The secret life of jelly beans

LOOKIN’ GOOD: The soft centers of jelly beans derive from the exotic confection known as Turkish delight.
(Anne Cusack / Los Angeles Times)
Los Angeles Times Staff Writer

AH, the colors of spring -- bright red, blazing yellow and vivid green; deep purple, brilliant blue, pink dashed with scarlet -- all scattered around in little semi-orbs, like the eggs of impossibly brilliant birds. This is the season of the jelly bean.

And it’s getting baroque in bean land. Forget plain lemon and cherry. You can get assortments in as many as 50 flavors -- including margarita -- or you can order a single flavor (say French vanilla) by the pound. There are “extreme” jelly beans with flavors such as garlic, for those who want to go there. We seem to be approaching the limits of what you can do with sugar, cornstarch and a vivid imagination.
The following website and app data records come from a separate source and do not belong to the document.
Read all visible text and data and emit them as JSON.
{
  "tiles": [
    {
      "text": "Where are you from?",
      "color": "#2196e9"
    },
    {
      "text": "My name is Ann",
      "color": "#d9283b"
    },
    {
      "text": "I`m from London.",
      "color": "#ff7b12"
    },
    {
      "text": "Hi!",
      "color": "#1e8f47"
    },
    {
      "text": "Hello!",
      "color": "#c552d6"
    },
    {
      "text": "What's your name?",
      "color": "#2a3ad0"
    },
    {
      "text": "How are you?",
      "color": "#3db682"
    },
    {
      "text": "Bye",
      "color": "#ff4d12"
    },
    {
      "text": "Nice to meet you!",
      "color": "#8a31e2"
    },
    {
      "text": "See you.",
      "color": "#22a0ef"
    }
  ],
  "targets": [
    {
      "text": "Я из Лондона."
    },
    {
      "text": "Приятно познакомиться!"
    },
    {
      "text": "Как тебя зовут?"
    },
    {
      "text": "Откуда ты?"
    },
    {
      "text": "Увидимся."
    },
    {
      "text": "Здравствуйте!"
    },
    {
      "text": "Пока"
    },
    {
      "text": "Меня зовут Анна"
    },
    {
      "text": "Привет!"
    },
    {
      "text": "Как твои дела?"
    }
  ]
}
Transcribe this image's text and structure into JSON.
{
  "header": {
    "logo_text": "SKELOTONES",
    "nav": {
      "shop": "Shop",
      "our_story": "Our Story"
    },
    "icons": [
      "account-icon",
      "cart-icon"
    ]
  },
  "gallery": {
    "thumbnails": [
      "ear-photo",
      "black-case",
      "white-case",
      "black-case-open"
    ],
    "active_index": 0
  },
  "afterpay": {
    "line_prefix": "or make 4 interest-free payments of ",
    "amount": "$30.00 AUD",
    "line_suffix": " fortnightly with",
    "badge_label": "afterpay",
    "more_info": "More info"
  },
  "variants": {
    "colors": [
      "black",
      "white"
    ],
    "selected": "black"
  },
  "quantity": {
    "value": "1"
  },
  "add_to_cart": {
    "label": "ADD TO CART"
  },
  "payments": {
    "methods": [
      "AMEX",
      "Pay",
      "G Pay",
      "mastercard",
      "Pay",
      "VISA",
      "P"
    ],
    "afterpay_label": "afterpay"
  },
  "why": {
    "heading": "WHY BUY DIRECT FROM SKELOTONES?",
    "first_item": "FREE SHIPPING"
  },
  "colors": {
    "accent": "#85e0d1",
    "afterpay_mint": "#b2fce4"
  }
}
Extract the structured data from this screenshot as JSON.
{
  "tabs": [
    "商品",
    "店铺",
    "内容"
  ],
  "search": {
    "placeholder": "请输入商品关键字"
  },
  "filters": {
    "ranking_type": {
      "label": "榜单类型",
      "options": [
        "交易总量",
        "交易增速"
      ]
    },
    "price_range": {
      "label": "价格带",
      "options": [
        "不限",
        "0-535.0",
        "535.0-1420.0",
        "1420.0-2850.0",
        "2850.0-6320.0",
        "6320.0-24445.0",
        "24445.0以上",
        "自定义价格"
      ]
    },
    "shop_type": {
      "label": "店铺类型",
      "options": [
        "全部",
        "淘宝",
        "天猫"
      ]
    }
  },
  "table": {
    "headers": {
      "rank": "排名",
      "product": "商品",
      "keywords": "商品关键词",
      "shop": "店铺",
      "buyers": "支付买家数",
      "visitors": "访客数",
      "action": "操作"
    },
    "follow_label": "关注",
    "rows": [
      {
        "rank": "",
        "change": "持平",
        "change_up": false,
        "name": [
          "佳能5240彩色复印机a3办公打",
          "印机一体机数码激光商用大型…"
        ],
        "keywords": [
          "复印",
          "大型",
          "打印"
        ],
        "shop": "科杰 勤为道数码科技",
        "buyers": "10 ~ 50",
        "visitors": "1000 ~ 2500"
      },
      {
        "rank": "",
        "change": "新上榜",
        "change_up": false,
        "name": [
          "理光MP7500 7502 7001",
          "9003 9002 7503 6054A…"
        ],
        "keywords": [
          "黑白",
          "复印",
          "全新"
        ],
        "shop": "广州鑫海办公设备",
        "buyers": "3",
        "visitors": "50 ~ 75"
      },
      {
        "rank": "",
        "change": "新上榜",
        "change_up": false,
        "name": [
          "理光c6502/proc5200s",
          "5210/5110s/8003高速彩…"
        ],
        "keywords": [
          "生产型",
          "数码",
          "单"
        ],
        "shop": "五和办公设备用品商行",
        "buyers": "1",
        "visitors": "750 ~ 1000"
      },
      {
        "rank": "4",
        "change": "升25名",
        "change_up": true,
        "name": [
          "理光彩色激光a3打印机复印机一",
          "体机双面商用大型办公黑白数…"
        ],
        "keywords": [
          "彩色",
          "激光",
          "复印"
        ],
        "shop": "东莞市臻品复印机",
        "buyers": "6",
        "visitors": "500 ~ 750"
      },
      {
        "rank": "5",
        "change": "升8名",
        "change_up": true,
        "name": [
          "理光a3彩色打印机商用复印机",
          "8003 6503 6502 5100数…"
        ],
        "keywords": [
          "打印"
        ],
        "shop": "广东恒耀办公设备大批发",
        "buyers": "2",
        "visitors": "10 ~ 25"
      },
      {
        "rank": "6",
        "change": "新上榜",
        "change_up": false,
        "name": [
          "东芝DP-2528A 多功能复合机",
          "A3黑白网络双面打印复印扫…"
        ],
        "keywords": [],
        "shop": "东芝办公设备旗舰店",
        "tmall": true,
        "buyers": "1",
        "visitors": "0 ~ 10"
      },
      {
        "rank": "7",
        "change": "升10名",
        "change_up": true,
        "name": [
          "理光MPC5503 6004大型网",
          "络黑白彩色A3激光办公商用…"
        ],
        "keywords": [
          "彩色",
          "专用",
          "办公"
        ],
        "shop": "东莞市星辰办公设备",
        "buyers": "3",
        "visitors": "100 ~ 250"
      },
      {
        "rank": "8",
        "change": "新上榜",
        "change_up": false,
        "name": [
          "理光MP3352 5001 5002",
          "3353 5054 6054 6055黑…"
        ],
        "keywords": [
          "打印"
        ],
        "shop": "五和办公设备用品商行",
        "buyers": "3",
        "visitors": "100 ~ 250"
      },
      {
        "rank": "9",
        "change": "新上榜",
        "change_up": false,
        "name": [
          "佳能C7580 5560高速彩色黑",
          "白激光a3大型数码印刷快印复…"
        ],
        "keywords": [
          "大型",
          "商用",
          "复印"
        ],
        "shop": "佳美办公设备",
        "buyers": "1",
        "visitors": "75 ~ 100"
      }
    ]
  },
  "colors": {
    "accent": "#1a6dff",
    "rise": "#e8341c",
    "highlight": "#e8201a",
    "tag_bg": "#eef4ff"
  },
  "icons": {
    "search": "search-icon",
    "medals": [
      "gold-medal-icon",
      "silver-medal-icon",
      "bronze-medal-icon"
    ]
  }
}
That’s right, sugar and cornstarch. Make no mistake, a jelly bean contains no jelly. The Beatles found this out the hard way.


In the ‘60s, American fans, having read that the rockers liked Jelly Babies, lovingly pelted their idols with jelly beans, under the impression that they were the same thing. Not so. Jelly Babies are soft, made out of thickened jelly. Jelly beans have a hard sugar coating. Ouch.

The “jelly” part of a jelly bean is actually what we call Turkish delight, a gently chewy cornstarch-thickened sweet that was created by an Istanbul confectioner in 1777. It reached America in the late 19th century.

That happened to be a time when there was a craze -- particularly among children -- for penny candies. (They weren’t necessarily a penny apiece -- 10 cents would get you a 1-pound bag of gumdrops.)

Some unknown American candy maker had the bright idea of making a penny-candy version of Turkish delight by cutting it into tiny pieces and giving them a hard candy coating. The sugar coating protected the soft interior from dirt and created something you could carry in your pocket.

The original versions were probably cylindrical, more or less, but candy makers early on started making them in the innocently amusing shape of a bean. Jelly beans were being sold under that name at least by the 1890s.

They were too complicated for home candy makers, who stuck with their easy caramels, divinities, nut brittles and chocolates. Sugar coating, that textural key to jelly beans, requires special equipment. You moisten the bean centers with sugar syrup and toss them around in a gadget that looks like a stainless-steel cement mixer. The colliding beans beat the sugar into a thin, smooth candy coating as they dry.


This process has the odd name “panning,” because the cement mixer thing is technically known as a dragée pan, dragée being the French term for sugar-coated nuts. The Jelly Belly company refers to it as an engrossing pan. No matter what you call it, it doesn’t really look much like a pan.

And making the filling is even more troublesome because you have to give it the proper shape. This is done by punching bean-shaped holes into a tray of cornstarch and dropping hot, semi-liquid Turkish delight into them. After a couple of days, the bean centers will have dried and hardened enough to be “panned.”

Like all panned sweets, a jelly bean needs several layers of candy coating. Until Jelly Belly introduced the flavored fillings in 1976, the filling and most of the coating were plain, and only the last layer of the coating contained any flavor or coloring.

Such cute colors

BUT the candies’ appeal from the start was in their bright colors as much as their flavor. With their rainbow of hues and smooth, featureless surfaces, jelly beans gave the 1920s a slang term for a sharp-dressing but insubstantial young man. There was a pop song about it: “Jelly Bean (He’s a Curbstone Cutie).”

Also in the ‘20s, people started putting bright, cheery jelly beans in Easter baskets, and by the ‘40s the association with Easter was thoroughly settled. These days, no self-respecting Easter Bunny would dare visit without leaving jelly beans.


It looks as if jelly beans have partly usurped the place of the traditional Easter egg as the brightest-colored food of the holiday. And from a kid’s point of view, the logic is inescapable. Sure, it’s great, messy fun to dye eggs, but who’d rather eat a hard-boiled egg than a piece of candy?